[Start of section]

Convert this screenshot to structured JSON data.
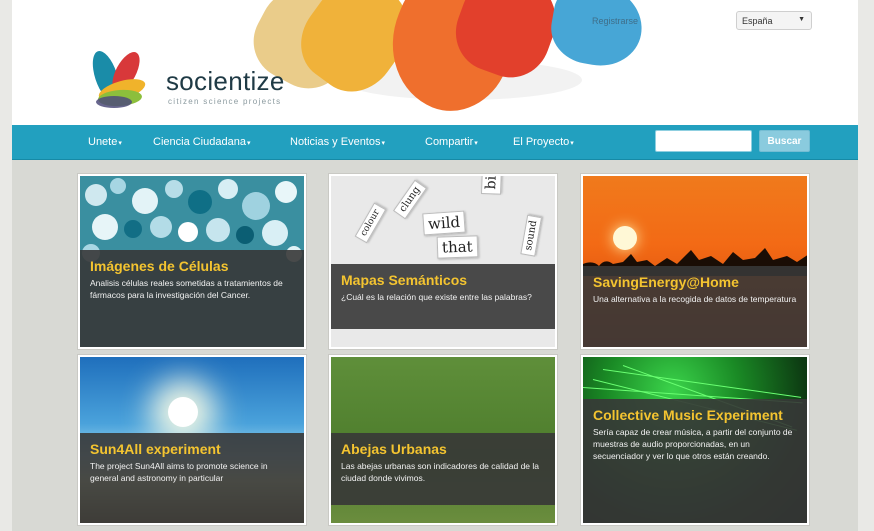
{
  "header": {
    "logo_name": "socientize",
    "logo_tagline": "citizen science projects",
    "register_link": "Registrarse",
    "language": {
      "selected": "España",
      "options": [
        "España"
      ]
    }
  },
  "nav": {
    "items": [
      "Unete",
      "Ciencia Ciudadana",
      "Noticias y Eventos",
      "Compartir",
      "El Proyecto"
    ],
    "search_placeholder": "",
    "search_button": "Buscar"
  },
  "colors": {
    "nav_background": "#22a0bf",
    "card_title": "#f4c430",
    "page_background": "#d8d9d4"
  },
  "cards": [
    {
      "title": "Imágenes de Células",
      "description": "Analisis células reales sometidas a tratamientos de fármacos para la investigación del Cancer.",
      "image": "microscope-cells"
    },
    {
      "title": "Mapas Semánticos",
      "description": "¿Cuál es la relación que existe entre las palabras?",
      "image": "word-cards",
      "image_words": [
        "wild",
        "that",
        "birthday",
        "clung",
        "colour",
        "sound"
      ]
    },
    {
      "title": "SavingEnergy@Home",
      "description": "Una alternativa a la recogida de datos de temperatura",
      "image": "sunset-silhouettes"
    },
    {
      "title": "Sun4All experiment",
      "description": "The project Sun4All aims to promote science in general and astronomy in particular",
      "image": "sun-sky"
    },
    {
      "title": "Abejas Urbanas",
      "description": "Las abejas urbanas son indicadores de calidad de la ciudad donde vivimos.",
      "image": "green-grass"
    },
    {
      "title": "Collective Music Experiment",
      "description": "Sería capaz de crear música, a partir del conjunto de muestras de audio proporcionadas, en un secuenciador y ver lo que otros están creando.",
      "image": "green-laser-lights"
    }
  ]
}
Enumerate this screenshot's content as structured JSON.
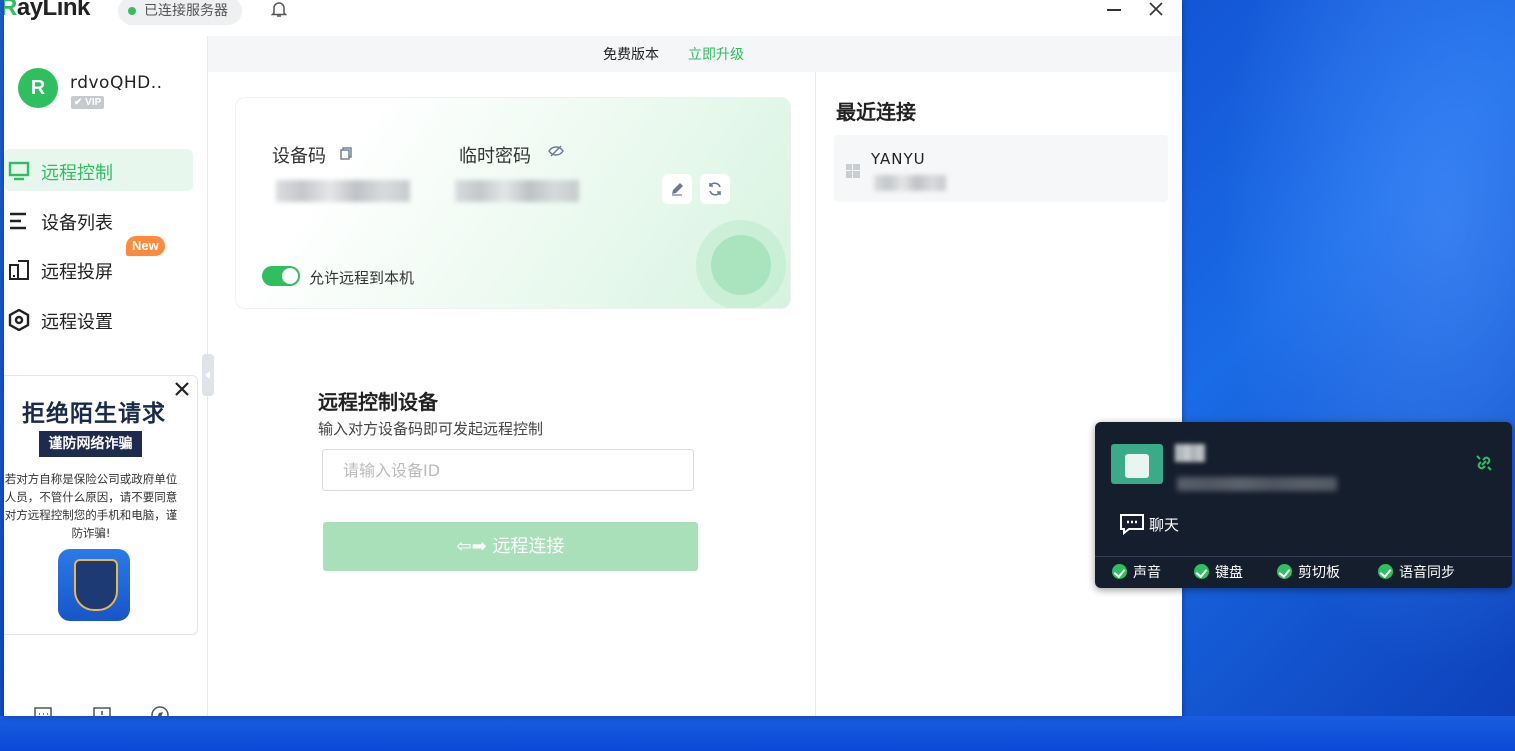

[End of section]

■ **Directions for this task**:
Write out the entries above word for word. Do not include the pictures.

■ **Output for this exercise**:
Convert this screenshot to structured JSON data.
{
  "header": {
    "logo_name": "socientize",
    "logo_tagline": "citizen science projects",
    "register_link": "Registrarse",
    "language": {
      "selected": "España",
      "options": [
        "España"
      ]
    }
  },
  "nav": {
    "items": [
      "Unete",
      "Ciencia Ciudadana",
      "Noticias y Eventos",
      "Compartir",
      "El Proyecto"
    ],
    "search_placeholder": "",
    "search_button": "Buscar"
  },
  "colors": {
    "nav_background": "#22a0bf",
    "card_title": "#f4c430",
    "page_background": "#d8d9d4"
  },
  "cards": [
    {
      "title": "Imágenes de Células",
      "description": "Analisis células reales sometidas a tratamientos de fármacos para la investigación del Cancer.",
      "image": "microscope-cells"
    },
    {
      "title": "Mapas Semánticos",
      "description": "¿Cuál es la relación que existe entre las palabras?",
      "image": "word-cards",
      "image_words": [
        "wild",
        "that",
        "birthday",
        "clung",
        "colour",
        "sound"
      ]
    },
    {
      "title": "SavingEnergy@Home",
      "description": "Una alternativa a la recogida de datos de temperatura",
      "image": "sunset-silhouettes"
    },
    {
      "title": "Sun4All experiment",
      "description": "The project Sun4All aims to promote science in general and astronomy in particular",
      "image": "sun-sky"
    },
    {
      "title": "Abejas Urbanas",
      "description": "Las abejas urbanas son indicadores de calidad de la ciudad donde vivimos.",
      "image": "green-grass"
    },
    {
      "title": "Collective Music Experiment",
      "description": "Sería capaz de crear música, a partir del conjunto de muestras de audio proporcionadas, en un secuenciador y ver lo que otros están creando.",
      "image": "green-laser-lights"
    }
  ]
}
Enumerate this screenshot's content as structured JSON.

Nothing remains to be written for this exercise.